Friday, January 22, 2010
It sounds as though there's some disagreement between President Obama and Treasury Secretary Tim Geithner about what exactly is being proposed in the latest populist plan to rein in Wall Street's biggest banks.
Tom Petruno of the LA Times notes that, in this PBS interview last night, the main man at the Treasury Department demurred when pushed on the subject of "breaking up the banks".
In looking at the transcript, it seems clear that there's some kind of a disconnect.
From the LA Times story:
Woodruff: So in essence, are you saying big banks need to be broken up?Why is it that, somehow, this isn't that surprising?
Geithner: No, this does not propose that. What this does is try to make sure we limit risk-taking -- the kind of risks that could threaten the stability of the system in the future.
Woodruff: I ask because banks are already saying -- and there was a CFO of Goldman Sachs who said today, this is not practical for us to separate, for example, private equity from the other work that we do. We hear other bankers saying we’re going to have to lay people off, it’s going to hurt our business.
Geithner: You’re going to hear a lot of concerns from bankers about this and, you know, we’re involved in a very important cause, which is to try to work with Congress to put in place a set of reforms that will prevent this from happening again. And that’s going to require a lot of changes.
Woodruff: Let me ask you about one particular aspect, and that is banks that would separate some of their investment operations. Does it mean, for example, that at JPMorgan – without naming a bank, that in essence, would have to spin off its investment operations?
Geithner: Banks will have some choice about how they comply with this, and it’s going to have to change, result in some changes. And we’re going to work very carefully with the Congress and the regulators to make sure we do this in a sensible way.
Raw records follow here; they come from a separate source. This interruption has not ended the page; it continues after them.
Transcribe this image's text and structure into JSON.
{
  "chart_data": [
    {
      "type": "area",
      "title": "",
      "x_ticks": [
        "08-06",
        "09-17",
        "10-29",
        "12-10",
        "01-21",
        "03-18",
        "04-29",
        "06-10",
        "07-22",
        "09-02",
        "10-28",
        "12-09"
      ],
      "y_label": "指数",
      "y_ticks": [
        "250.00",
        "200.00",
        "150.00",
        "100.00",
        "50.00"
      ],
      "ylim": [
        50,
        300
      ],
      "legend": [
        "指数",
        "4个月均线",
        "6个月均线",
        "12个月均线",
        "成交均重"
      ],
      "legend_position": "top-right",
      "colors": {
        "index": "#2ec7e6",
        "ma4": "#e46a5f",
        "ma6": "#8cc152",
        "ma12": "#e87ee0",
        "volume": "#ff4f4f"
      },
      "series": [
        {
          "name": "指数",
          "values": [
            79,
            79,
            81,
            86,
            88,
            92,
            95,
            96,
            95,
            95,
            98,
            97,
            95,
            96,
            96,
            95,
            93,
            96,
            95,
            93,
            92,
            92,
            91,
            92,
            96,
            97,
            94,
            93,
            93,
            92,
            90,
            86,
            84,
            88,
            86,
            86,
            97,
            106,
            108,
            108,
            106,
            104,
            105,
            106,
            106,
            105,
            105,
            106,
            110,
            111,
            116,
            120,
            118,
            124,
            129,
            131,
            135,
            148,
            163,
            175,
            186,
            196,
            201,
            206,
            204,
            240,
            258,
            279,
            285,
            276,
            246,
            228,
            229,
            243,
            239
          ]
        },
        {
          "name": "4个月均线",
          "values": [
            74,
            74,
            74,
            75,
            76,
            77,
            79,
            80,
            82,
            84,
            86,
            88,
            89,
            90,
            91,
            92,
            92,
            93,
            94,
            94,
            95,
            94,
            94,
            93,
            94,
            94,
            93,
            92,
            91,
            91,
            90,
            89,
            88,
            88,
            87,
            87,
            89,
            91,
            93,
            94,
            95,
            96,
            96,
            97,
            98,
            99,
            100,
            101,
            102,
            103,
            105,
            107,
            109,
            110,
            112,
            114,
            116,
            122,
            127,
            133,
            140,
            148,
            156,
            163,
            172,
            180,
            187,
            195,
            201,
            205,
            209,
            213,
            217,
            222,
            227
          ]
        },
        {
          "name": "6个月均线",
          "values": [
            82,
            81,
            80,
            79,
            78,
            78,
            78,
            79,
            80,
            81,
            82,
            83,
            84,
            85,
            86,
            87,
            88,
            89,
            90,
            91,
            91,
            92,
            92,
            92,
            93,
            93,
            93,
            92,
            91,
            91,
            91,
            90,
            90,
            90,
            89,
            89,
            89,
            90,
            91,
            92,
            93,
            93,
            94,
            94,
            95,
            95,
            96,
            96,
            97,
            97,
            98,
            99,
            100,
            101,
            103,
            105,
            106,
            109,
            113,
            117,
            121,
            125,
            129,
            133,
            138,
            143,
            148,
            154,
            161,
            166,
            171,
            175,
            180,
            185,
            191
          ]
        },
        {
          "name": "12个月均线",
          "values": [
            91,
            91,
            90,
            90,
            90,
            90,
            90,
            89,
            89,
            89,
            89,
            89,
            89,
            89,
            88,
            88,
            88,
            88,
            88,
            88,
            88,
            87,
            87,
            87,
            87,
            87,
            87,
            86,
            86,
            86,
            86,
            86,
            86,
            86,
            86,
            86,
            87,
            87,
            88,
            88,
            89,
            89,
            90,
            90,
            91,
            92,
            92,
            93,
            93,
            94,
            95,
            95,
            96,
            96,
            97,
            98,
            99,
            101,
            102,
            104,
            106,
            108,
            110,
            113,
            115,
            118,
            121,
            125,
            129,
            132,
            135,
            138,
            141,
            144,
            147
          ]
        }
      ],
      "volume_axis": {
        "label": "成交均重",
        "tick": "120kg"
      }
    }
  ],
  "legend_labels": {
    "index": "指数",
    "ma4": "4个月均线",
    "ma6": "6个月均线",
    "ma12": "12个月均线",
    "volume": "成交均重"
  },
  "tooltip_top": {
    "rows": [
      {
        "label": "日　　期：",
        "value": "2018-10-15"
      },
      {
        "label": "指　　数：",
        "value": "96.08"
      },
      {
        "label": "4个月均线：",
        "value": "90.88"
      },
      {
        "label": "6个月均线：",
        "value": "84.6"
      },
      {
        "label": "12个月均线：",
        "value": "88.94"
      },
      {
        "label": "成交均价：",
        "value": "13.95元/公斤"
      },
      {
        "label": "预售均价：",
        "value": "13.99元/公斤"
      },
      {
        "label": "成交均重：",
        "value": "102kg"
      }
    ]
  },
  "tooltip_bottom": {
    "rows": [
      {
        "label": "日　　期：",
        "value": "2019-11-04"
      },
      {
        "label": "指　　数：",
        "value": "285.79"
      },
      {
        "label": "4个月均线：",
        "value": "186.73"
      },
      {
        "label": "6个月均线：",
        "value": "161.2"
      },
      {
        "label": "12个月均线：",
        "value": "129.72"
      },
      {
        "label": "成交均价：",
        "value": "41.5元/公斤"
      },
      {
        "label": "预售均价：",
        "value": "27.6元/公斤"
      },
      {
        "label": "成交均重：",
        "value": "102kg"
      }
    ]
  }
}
But again, the basic principle is that banks that have the privilege of taking advantage of the safety net [of government deposit insurance] should not use that to subsidize risky activity. I think it’s a simple principle, I think people can understand that and we’re going to do it in a careful, well-designed way.